Your objective: In the listing that follows, copy out each line that includes the word "data".

Information given:
- - - - - - -

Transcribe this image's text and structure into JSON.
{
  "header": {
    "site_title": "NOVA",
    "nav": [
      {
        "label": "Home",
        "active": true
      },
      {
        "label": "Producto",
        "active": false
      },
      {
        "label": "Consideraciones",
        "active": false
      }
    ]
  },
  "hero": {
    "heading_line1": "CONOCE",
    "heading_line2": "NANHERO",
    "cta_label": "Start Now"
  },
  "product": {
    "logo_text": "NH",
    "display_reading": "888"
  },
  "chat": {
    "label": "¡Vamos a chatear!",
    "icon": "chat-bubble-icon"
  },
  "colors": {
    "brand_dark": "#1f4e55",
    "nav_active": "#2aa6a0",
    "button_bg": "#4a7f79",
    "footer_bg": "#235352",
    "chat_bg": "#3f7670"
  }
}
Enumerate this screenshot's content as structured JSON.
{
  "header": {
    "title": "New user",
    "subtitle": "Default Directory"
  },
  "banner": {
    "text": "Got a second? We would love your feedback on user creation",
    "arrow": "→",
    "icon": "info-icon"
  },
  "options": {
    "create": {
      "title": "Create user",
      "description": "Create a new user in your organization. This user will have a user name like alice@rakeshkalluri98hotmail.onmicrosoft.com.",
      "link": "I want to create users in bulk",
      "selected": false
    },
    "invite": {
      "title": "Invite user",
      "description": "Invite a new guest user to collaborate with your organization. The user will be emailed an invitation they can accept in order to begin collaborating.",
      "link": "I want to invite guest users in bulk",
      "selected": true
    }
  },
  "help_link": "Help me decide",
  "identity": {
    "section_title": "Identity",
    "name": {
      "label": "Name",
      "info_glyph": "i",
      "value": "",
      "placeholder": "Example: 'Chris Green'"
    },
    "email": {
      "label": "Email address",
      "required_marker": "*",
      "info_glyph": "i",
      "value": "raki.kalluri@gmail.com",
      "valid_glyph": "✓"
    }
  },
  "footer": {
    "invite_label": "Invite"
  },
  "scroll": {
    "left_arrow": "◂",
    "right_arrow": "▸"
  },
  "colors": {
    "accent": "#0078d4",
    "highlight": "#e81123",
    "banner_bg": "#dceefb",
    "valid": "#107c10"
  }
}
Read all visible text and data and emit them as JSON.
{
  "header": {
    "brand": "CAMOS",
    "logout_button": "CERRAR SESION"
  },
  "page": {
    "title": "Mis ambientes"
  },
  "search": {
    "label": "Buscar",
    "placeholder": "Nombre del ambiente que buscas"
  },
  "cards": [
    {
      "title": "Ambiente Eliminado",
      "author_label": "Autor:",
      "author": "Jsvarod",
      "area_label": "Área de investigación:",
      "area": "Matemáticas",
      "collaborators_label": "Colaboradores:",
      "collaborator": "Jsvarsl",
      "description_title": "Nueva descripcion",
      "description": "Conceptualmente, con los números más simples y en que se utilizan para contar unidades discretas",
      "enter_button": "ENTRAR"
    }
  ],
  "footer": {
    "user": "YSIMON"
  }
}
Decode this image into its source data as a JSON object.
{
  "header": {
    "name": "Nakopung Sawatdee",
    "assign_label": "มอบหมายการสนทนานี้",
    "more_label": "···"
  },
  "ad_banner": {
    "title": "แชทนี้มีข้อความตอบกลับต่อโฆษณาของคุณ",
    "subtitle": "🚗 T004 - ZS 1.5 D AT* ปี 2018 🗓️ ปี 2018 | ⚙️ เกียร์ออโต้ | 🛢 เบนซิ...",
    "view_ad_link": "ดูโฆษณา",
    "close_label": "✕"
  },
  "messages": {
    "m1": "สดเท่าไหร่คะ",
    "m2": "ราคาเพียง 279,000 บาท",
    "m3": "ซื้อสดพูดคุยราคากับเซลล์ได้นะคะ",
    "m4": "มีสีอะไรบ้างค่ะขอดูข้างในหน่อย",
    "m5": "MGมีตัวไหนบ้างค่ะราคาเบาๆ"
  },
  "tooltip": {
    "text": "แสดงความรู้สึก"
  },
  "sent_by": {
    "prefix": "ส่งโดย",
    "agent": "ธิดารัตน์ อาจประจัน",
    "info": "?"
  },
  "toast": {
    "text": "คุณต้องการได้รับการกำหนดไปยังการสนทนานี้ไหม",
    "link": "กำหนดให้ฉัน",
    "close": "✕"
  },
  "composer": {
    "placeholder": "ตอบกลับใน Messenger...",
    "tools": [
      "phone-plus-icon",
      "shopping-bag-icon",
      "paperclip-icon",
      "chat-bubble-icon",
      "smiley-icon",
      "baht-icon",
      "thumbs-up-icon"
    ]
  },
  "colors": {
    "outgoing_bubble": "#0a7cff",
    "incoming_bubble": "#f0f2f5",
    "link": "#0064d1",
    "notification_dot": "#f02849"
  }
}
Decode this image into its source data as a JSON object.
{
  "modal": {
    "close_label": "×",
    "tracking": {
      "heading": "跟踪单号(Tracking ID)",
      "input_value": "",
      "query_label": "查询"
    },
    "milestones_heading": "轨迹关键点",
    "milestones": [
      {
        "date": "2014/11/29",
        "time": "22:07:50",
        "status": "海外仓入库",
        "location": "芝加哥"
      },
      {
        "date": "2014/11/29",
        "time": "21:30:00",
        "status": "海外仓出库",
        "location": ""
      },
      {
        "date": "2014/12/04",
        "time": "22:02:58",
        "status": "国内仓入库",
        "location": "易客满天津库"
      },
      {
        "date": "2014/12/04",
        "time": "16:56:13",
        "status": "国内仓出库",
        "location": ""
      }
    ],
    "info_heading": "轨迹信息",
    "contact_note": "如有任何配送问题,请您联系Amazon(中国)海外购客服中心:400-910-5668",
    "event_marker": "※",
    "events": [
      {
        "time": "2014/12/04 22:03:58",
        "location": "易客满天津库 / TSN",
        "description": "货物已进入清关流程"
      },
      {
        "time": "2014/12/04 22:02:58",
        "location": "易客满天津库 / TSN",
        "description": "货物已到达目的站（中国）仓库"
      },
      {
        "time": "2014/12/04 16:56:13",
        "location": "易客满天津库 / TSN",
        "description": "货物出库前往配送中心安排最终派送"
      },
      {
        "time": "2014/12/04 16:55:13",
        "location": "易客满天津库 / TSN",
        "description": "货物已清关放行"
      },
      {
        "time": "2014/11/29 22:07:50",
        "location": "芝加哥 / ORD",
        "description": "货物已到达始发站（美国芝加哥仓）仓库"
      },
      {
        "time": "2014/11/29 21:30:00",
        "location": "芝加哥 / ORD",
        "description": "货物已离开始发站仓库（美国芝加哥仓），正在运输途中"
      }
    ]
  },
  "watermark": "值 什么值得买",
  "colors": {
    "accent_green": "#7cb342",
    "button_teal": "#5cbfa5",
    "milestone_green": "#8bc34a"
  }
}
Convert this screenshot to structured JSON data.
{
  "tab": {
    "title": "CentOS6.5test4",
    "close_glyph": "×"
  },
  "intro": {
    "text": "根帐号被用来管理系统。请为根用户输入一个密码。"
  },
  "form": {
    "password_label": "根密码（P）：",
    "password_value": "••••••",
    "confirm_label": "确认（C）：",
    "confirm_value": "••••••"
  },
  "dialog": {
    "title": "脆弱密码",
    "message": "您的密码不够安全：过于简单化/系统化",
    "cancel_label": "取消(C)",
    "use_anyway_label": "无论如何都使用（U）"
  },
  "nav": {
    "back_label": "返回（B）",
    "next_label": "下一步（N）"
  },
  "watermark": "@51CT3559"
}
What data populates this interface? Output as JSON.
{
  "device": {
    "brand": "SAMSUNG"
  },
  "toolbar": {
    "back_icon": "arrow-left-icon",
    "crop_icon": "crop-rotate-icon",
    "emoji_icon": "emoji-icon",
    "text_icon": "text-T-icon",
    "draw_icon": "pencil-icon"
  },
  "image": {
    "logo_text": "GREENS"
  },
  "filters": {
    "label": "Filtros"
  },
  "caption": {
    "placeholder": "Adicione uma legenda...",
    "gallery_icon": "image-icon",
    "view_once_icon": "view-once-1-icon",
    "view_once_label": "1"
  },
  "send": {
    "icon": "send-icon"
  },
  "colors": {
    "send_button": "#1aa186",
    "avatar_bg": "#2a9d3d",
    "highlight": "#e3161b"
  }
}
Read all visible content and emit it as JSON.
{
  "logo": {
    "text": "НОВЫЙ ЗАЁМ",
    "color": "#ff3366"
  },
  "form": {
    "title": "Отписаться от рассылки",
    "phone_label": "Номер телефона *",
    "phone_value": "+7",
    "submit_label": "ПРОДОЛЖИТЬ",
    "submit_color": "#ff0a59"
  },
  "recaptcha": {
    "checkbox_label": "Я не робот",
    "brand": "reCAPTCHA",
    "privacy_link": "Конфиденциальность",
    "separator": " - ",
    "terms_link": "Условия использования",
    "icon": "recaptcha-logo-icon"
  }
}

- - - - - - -

Written solution:
Read all visible text and data and emit them as JSON.
Decode this image into its source data as a JSON object.
Decode this image into its source data as a JSON object.
Convert this screenshot to structured JSON data.
What data populates this interface? Output as JSON.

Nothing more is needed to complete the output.